▶ [Your goal]
Print all of the data exactly, with no line missing.

Web page and app entries:
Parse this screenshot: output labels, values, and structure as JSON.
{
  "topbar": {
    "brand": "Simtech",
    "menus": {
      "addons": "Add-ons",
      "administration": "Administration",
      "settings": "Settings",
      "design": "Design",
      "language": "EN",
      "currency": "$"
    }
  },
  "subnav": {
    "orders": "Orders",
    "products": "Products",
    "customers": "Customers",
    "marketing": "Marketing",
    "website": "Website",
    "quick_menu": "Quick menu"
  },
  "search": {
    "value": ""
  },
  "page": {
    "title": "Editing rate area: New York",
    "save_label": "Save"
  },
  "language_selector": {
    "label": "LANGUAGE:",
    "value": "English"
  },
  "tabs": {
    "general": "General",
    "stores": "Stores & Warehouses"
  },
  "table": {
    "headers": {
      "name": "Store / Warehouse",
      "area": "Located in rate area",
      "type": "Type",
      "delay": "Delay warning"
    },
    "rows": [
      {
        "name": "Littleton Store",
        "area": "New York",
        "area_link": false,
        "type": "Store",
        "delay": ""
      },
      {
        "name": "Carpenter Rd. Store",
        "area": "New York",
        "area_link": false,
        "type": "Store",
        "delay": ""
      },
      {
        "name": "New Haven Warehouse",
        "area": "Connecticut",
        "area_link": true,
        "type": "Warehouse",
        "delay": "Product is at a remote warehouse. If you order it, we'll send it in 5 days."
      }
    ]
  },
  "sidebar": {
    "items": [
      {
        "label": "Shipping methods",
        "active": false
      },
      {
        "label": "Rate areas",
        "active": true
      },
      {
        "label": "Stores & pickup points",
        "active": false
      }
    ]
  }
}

▶ [Completed exercise]
Parse this screenshot: output labels, values, and structure as JSON.
{
  "topbar": {
    "brand": "Simtech",
    "menus": {
      "addons": "Add-ons",
      "administration": "Administration",
      "settings": "Settings",
      "design": "Design",
      "language": "EN",
      "currency": "$"
    }
  },
  "subnav": {
    "orders": "Orders",
    "products": "Products",
    "customers": "Customers",
    "marketing": "Marketing",
    "website": "Website",
    "quick_menu": "Quick menu"
  },
  "search": {
    "value": ""
  },
  "page": {
    "title": "Editing rate area: New York",
    "save_label": "Save"
  },
  "language_selector": {
    "label": "LANGUAGE:",
    "value": "English"
  },
  "tabs": {
    "general": "General",
    "stores": "Stores & Warehouses"
  },
  "table": {
    "headers": {
      "name": "Store / Warehouse",
      "area": "Located in rate area",
      "type": "Type",
      "delay": "Delay warning"
    },
    "rows": [
      {
        "name": "Littleton Store",
        "area": "New York",
        "area_link": false,
        "type": "Store",
        "delay": ""
      },
      {
        "name": "Carpenter Rd. Store",
        "area": "New York",
        "area_link": false,
        "type": "Store",
        "delay": ""
      },
      {
        "name": "New Haven Warehouse",
        "area": "Connecticut",
        "area_link": true,
        "type": "Warehouse",
        "delay": "Product is at a remote warehouse. If you order it, we'll send it in 5 days."
      }
    ]
  },
  "sidebar": {
    "items": [
      {
        "label": "Shipping methods",
        "active": false
      },
      {
        "label": "Rate areas",
        "active": true
      },
      {
        "label": "Stores & pickup points",
        "active": false
      }
    ]
  }
}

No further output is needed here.